Tuesday, May 27, 2008

Obamacare failure now evident as health care costs rise nationwide

President Barack Obama's signature health care law was supposed to accomplish a couple of things. First, it was supposed to ensure that all Americans had access to quality healthcare; and second, it was supposed to reduce overall healthcare expenditures.

In a word, the law - while admittedly not yet fully implemented - has not led to either goal, and in fact, costs overall are skyrocketing.

These claims were substantiated in a recent subcommittee hearing of the House Education and Workforce Committee. Brett Parker, a finance officer for a small business in New York City, in testimony before the subcommittee, said the law hasn't "locked in costs, and instead increased them, while loading job creators with mandates, regulations, new taxes and burdens."

"Rather than solve the problems in the health care system, [the law] ignores costs and instead redistributes money from producers in order to fund vast new entitlements and expand old ones - this was not an improvement over the status quo, it was a step backwards," Parker told lawmakers.
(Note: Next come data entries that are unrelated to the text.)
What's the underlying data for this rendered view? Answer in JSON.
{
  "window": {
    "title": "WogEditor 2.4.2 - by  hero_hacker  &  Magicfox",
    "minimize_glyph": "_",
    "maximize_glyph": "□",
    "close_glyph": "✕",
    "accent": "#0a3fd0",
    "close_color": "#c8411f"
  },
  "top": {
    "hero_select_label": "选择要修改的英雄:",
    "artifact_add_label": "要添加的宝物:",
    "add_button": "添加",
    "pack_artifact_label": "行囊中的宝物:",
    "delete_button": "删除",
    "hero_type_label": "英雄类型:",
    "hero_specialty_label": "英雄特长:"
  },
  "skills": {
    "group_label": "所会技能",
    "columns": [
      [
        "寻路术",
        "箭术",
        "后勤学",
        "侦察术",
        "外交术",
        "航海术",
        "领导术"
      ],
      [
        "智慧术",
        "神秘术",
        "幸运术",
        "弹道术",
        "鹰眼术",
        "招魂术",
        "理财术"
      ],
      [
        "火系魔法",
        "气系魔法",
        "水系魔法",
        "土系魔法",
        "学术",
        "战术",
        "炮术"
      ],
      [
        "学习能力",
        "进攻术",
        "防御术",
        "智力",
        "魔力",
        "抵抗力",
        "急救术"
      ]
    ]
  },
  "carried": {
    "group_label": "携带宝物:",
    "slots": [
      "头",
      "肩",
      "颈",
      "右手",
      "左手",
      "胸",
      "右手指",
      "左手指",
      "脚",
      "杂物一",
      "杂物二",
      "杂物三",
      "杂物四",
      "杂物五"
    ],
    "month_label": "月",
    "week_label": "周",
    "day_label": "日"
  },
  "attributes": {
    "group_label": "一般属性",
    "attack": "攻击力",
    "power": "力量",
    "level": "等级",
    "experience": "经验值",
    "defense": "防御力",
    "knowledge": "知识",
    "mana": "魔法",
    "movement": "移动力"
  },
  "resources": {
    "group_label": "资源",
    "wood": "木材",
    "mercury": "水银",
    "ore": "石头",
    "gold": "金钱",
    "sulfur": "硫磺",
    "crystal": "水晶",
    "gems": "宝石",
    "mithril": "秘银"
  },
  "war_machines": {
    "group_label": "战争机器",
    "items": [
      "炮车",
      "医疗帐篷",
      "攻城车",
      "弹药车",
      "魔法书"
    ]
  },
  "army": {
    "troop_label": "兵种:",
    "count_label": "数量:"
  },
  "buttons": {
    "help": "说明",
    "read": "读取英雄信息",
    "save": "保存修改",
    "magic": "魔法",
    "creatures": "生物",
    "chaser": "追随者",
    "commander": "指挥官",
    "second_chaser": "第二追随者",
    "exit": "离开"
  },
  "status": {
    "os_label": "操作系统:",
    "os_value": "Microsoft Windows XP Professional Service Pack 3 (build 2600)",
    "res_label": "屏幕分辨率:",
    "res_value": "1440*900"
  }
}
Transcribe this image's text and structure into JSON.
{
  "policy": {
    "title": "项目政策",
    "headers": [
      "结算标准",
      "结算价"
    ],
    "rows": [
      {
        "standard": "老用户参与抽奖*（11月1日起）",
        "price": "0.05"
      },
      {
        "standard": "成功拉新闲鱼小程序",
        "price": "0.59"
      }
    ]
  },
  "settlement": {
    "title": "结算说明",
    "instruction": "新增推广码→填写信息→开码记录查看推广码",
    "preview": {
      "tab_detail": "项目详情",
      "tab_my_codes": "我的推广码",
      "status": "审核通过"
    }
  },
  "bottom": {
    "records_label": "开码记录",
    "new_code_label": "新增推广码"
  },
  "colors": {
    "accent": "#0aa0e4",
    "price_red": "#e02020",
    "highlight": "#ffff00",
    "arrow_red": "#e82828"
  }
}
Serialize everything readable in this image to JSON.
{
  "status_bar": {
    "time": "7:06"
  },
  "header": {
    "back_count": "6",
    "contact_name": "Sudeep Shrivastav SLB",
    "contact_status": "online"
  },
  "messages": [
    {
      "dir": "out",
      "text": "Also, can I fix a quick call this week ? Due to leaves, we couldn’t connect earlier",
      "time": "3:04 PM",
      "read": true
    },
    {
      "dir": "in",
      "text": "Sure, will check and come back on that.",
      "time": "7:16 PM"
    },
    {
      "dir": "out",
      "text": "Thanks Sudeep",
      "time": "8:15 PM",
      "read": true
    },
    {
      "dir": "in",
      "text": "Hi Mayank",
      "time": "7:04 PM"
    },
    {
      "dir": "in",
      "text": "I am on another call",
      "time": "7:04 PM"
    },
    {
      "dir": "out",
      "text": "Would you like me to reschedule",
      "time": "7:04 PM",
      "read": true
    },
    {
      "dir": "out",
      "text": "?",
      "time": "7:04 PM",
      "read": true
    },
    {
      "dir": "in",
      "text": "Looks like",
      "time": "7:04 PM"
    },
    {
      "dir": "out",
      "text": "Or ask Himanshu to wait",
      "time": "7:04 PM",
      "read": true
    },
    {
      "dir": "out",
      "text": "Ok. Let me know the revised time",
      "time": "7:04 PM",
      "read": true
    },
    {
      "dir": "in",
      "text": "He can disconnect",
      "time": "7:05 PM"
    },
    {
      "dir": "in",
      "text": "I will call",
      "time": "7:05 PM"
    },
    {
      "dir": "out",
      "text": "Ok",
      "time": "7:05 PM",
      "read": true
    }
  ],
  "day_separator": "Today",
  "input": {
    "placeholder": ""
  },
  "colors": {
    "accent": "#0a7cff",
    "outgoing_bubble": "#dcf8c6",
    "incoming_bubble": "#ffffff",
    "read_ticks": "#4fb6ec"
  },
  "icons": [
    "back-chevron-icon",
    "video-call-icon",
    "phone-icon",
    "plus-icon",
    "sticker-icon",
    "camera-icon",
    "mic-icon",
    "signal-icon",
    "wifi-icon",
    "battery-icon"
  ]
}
Costs for health insurance, medical services, medicines - all of it - continue to rise, despite the massive piece of legislation that is "Obamacare." And, as they do, all Washington can do is argue over why.

But maybe rising costs shouldn't surprise us. After all, there were a few models on which to base portions of Obamacare before the latter was unfairly put upon Americans more than a year ago.

In Massachusetts, under former governor and prospective GOP presidential contender Mitt Romney, a healthcare measure was passed that included an individual mandate (under threat of penalty) and other provisions similar to Obamacare. The law was supposed to accomplish the twin goals of ensuring all state residents and lowering health insurance and actual costs. "Every uninsured citizen in Massachusetts will soon have affordable health insurance and the costs of health care will be reduced," Romney wrote in The Wall Street Journal. Neither goal reached fruition.

In fact, current Massachusetts Gov. Deval Patrick and current state lawmakers are still dealing with rising healthcare costs. But didn't "RomneyCare" solve those problems?

About as well as Obamacare has solved the nation's healthcare delivery and cost problems.

The keys to lowering your healthcare costs remain the same as they always have: you've got to improve your lifestyle. That starts with a better diet, getting enough exercise, a good regimen of supplements, and plenty of rest.